Get to the root of your feelings. It’s hard- but do it. The way you react to things has been programmed into your brain and body over time—both in childhood and adulthood. Maybe you’ve been cheated on before. Maybe your dad cheated on your mom. Or maybe you're a bit of a player yourself, so you assume your partner’s thoughts must reach the seedy levels yours do at times. We’re damn good at tricking ourselves. Maybe you're not used to being with a person who's always around friends of the gender they’re attracted to. I once dated a guy who only had hot woman friends—no guy friends in sight. Challenging. Or maybe details you wish you didn’t know about your love’s past are tormenting your wild imagination. Whatever the reason, you can't temper your jealousy until you first figure out where it’s coming from. 

2. Face it head-on 

If you’re convinced that every second your guy or gal spends away from you is a flirt-fest of betrayals (or worse), go out with your counterpart and see how they really interact with the world.
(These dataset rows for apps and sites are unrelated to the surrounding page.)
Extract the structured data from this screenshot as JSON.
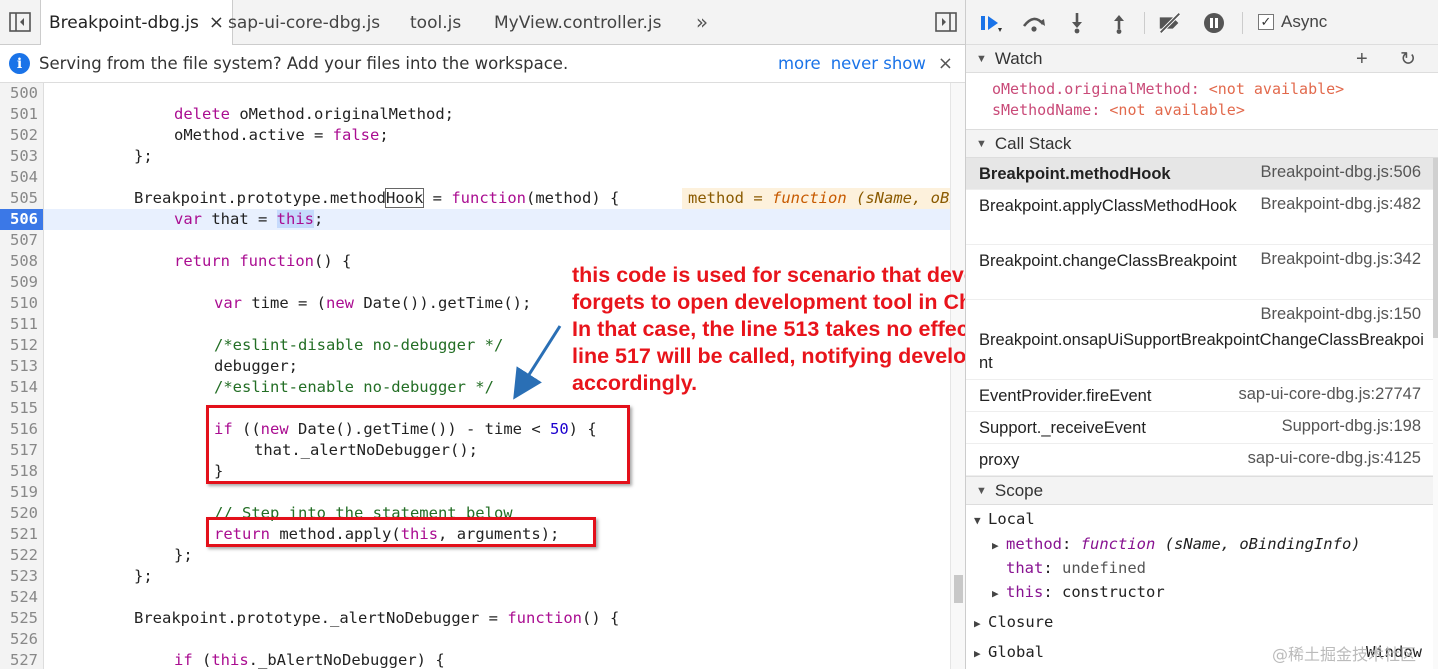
{
  "tabs": [
    {
      "label": "Breakpoint-dbg.js",
      "active": true,
      "closable": true
    },
    {
      "label": "sap-ui-core-dbg.js",
      "active": false
    },
    {
      "label": "tool.js",
      "active": false
    },
    {
      "label": "MyView.controller.js",
      "active": false
    }
  ],
  "tab_overflow": "»",
  "infobar": {
    "message": "Serving from the file system? Add your files into the workspace.",
    "link_more": "more",
    "link_never": "never show",
    "close": "×"
  },
  "code_lines": [
    {
      "n": "500",
      "t": ""
    },
    {
      "n": "501",
      "t": "delete oMethod.originalMethod;"
    },
    {
      "n": "502",
      "t": "oMethod.active = false;"
    },
    {
      "n": "503",
      "t": "};"
    },
    {
      "n": "504",
      "t": ""
    },
    {
      "n": "505",
      "t": "Breakpoint.prototype.methodHook = function(method) {",
      "inline": "method = function (sName, oBi"
    },
    {
      "n": "506",
      "t": "var that = this;",
      "current": true
    },
    {
      "n": "507",
      "t": ""
    },
    {
      "n": "508",
      "t": "return function() {"
    },
    {
      "n": "509",
      "t": ""
    },
    {
      "n": "510",
      "t": "var time = (new Date()).getTime();"
    },
    {
      "n": "511",
      "t": ""
    },
    {
      "n": "512",
      "t": "/*eslint-disable no-debugger */"
    },
    {
      "n": "513",
      "t": "debugger;"
    },
    {
      "n": "514",
      "t": "/*eslint-enable no-debugger */"
    },
    {
      "n": "515",
      "t": ""
    },
    {
      "n": "516",
      "t": "if ((new Date().getTime()) - time < 50) {"
    },
    {
      "n": "517",
      "t": "that._alertNoDebugger();"
    },
    {
      "n": "518",
      "t": "}"
    },
    {
      "n": "519",
      "t": ""
    },
    {
      "n": "520",
      "t": "// Step into the statement below"
    },
    {
      "n": "521",
      "t": "return method.apply(this, arguments);"
    },
    {
      "n": "522",
      "t": "};"
    },
    {
      "n": "523",
      "t": "};"
    },
    {
      "n": "524",
      "t": ""
    },
    {
      "n": "525",
      "t": "Breakpoint.prototype._alertNoDebugger = function() {"
    },
    {
      "n": "526",
      "t": ""
    },
    {
      "n": "527",
      "t": "if (this._bAlertNoDebugger) {"
    }
  ],
  "annotation": "this code is used for scenario that developer forgets to open development tool in Chrome. In that case, the line 513 takes no effect so line 517 will be called, notifying developer accordingly.",
  "debugger": {
    "async_label": "Async",
    "async_checked": true
  },
  "watch": {
    "title": "Watch",
    "items": [
      {
        "expr": "oMethod.originalMethod",
        "value": "<not available>"
      },
      {
        "expr": "sMethodName",
        "value": "<not available>"
      }
    ]
  },
  "call_stack": {
    "title": "Call Stack",
    "frames": [
      {
        "fn": "Breakpoint.methodHook",
        "loc": "Breakpoint-dbg.js:506",
        "active": true
      },
      {
        "fn": "Breakpoint.applyClassMethodHook",
        "loc": "Breakpoint-dbg.js:482"
      },
      {
        "fn": "Breakpoint.changeClassBreakpoint",
        "loc": "Breakpoint-dbg.js:342"
      },
      {
        "fn": "Breakpoint.onsapUiSupportBreakpointChangeClassBreakpoint",
        "loc": "Breakpoint-dbg.js:150"
      },
      {
        "fn": "EventProvider.fireEvent",
        "loc": "sap-ui-core-dbg.js:27747"
      },
      {
        "fn": "Support._receiveEvent",
        "loc": "Support-dbg.js:198"
      },
      {
        "fn": "proxy",
        "loc": "sap-ui-core-dbg.js:4125"
      }
    ]
  },
  "scope": {
    "title": "Scope",
    "local_label": "Local",
    "vars": [
      {
        "name": "method",
        "sep": ": ",
        "value": "function",
        "extra": " (sName, oBindingInfo)"
      },
      {
        "name": "that",
        "sep": ": ",
        "value": "undefined"
      },
      {
        "name": "this",
        "sep": ": ",
        "value": "constructor"
      }
    ],
    "closure_label": "Closure",
    "global_label": "Global",
    "global_value": "Window"
  },
  "watermark": "@稀土掘金技术社区",
  "colors": {
    "accent": "#1a73e8",
    "current_line": "#3b78e7",
    "annotation_red": "#e3101a"
  }
}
Meet and connect with their friends, both guys and gals alike. Get a feel for who they hang out with, and who they really are. If they still hang out with an ex or exes, meet them yourself. Experience the vibes for yourself. There’s no better way to tame a beastly imagination than to encounter all the stars of your in-brain movie in real life. The cold hard facts will keep you grounded.

3. Talk about how you feel  

Sometimes (and only you can be the judge), it just makes sense to do the unthinkable and (gasp) talk to him about it. I’m of the opinion that if you can’t feel safe talking to someone frankly, it may be best to reevaluate the relationship. But that is another discussion, alas. Express how you've been feeling and how you feel it's affecting the relationship, straight up. He'll do his best to reassure you there's nothing to worry about—or he won’t, depending on who you’re with; let’s be real. But at least you’ll have put it out there. And there’s a lot to be said for being honest, making yourself vulnerable, and putting it out there. If there's any incident or point in time that has you particularly concerned, ask about it. More likely than not there's an explanation you didn't consider because your dreams were mean and green and all-consuming.

4. Accept some uncertainty 

Uncertainty is a part of every relationship. Indeed, whether you wanna see it or not, a little bit of uncertainty and mystery is where a lot of the hotness, tension, and fire often comes in. The truth is, you really can’t control anyone’s thoughts, feelings, or actions but your own. Don’t roll your eyes, because it’s true, gosh dammit. Reality check: if someone is going to cheat on you or betray you in any way, they’re gong to do so regardless of how much you let your jealousy destroy you, and your jealousy might simply push them away faster. Tell yourself that you don’t need this emotion in your life and the suffering and self-loathing that it brings. What you do deserve is a relationship you feel great to be a part of. 

5. Find support 

If all else fails, and you feel like jealousy is choking you and your relationship to death, and you know it’s unfounded but you can’t help but go there (been there), there’s no shame in seeking professional help. Now this can look different for everyone. Maybe talk therapy jives with you. Maybe you do a little acupuncture for anxiety. Maybe you find a shaman, or an exorcist, or an incredible yoga teacher. Or maybe you find support in reacquainting yourself with yourself, with all the things you love about you when you’re not consumed by jealousy: go out with friends more, focus on you. Imagine the worst case scenario (losing your love to someone else), and try to envision a future version of you that is OK with that, or even more than OK—thriving. This is a highly useful exercise because it can recalibrate your whole system if done right and remind you that you’re the prize to be lost, and no one does you a favour by being with you. They choose you because you’re seriously fucking worth it.

Image Source: Dot Pigeon